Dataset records
*** Block opens ***

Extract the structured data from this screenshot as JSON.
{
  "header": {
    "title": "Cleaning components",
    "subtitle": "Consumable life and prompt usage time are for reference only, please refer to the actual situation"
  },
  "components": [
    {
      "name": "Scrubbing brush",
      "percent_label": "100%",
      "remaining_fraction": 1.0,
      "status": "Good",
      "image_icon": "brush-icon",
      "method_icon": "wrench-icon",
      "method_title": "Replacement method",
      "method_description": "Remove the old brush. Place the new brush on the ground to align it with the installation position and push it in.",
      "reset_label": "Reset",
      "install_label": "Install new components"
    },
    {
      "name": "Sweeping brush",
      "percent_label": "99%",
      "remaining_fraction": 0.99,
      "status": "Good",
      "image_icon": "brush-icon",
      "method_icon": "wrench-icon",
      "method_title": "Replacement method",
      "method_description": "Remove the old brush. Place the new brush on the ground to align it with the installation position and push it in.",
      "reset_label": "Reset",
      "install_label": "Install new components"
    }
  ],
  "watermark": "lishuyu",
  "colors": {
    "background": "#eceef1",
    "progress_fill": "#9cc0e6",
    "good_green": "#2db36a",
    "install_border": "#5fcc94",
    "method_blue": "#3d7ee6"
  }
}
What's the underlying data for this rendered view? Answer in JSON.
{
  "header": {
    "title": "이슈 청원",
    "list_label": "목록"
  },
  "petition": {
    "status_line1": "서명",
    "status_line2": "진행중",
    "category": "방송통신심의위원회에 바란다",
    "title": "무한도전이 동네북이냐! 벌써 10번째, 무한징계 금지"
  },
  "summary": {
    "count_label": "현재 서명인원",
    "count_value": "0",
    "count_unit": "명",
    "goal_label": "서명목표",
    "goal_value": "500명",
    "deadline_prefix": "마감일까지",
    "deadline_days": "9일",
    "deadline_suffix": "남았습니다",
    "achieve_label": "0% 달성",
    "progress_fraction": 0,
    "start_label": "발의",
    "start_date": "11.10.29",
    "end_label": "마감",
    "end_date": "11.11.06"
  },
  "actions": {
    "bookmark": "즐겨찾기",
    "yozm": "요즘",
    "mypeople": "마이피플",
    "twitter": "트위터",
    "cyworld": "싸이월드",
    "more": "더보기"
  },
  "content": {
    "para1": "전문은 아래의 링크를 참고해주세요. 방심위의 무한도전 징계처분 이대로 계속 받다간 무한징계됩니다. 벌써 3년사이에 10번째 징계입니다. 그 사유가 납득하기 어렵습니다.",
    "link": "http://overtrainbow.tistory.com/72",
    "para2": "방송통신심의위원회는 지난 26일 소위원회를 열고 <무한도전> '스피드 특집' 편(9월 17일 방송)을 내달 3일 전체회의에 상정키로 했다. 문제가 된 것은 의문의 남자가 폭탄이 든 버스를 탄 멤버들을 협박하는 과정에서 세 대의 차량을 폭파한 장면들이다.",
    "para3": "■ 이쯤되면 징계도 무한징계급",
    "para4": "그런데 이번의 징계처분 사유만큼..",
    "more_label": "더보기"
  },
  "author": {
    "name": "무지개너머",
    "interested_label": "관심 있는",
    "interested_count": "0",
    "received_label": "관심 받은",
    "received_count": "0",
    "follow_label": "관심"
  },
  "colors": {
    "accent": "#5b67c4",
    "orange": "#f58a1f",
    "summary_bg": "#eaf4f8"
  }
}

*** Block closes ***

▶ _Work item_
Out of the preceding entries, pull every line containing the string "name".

▶ _The answer_
      "name": "Scrubbing brush",
      "name": "Sweeping brush",
    "name": "무지개너머",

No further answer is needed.